Activity:
Of the lines below, report only those that contain "state".

============================================================

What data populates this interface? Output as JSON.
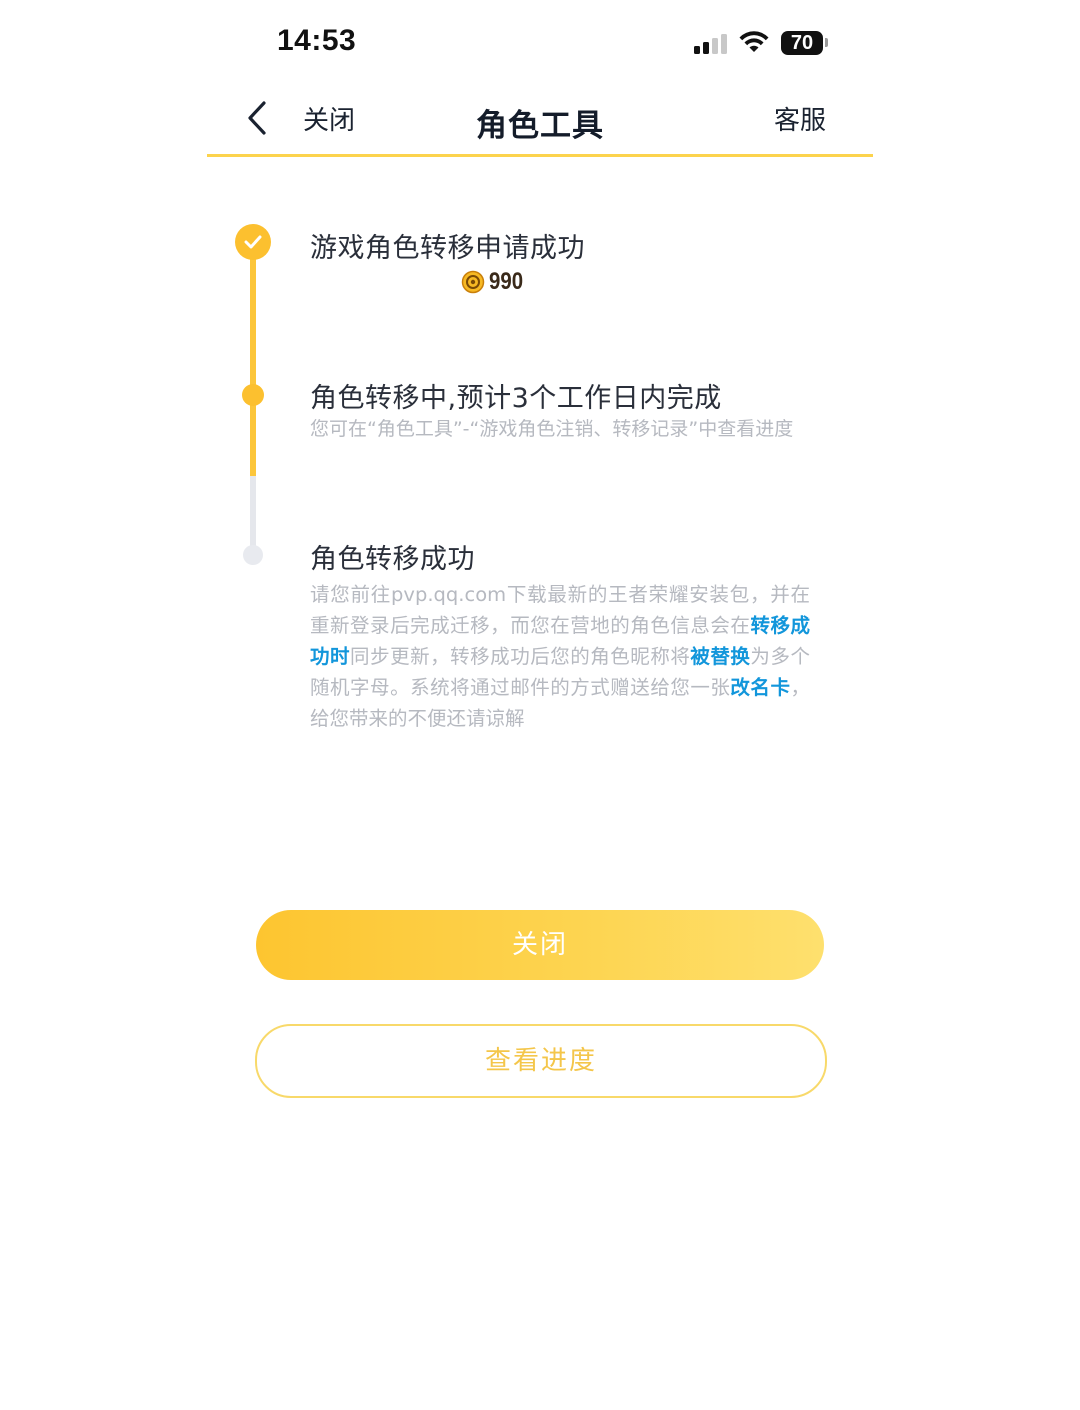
{
  "status_bar": {
    "time": "14:53",
    "battery": "70"
  },
  "nav": {
    "close_label": "关闭",
    "title": "角色工具",
    "service_label": "客服"
  },
  "steps": [
    {
      "title": "游戏角色转移申请成功",
      "coin_value": "990",
      "state": "done"
    },
    {
      "title": "角色转移中,预计3个工作日内完成",
      "description": "您可在“角色工具”-“游戏角色注销、转移记录”中查看进度",
      "state": "active"
    },
    {
      "title": "角色转移成功",
      "description_parts": [
        "请您前往pvp.qq.com下载最新的王者荣耀安装包，并在重新登录后完成迁移，而您在营地的角色信息会在",
        "转移成功时",
        "同步更新，转移成功后您的角色昵称将",
        "被替换",
        "为多个随机字母。系统将通过邮件的方式赠送给您一张",
        "改名卡",
        "，给您带来的不便还请谅解"
      ],
      "state": "pending"
    }
  ],
  "buttons": {
    "primary": "关闭",
    "secondary": "查看进度"
  },
  "colors": {
    "accent": "#fcc02f",
    "highlight": "#1296db",
    "muted_text": "#b6b9c0"
  }
}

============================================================

Answer area:
      "state": "done"
      "state": "active"
      "state": "pending"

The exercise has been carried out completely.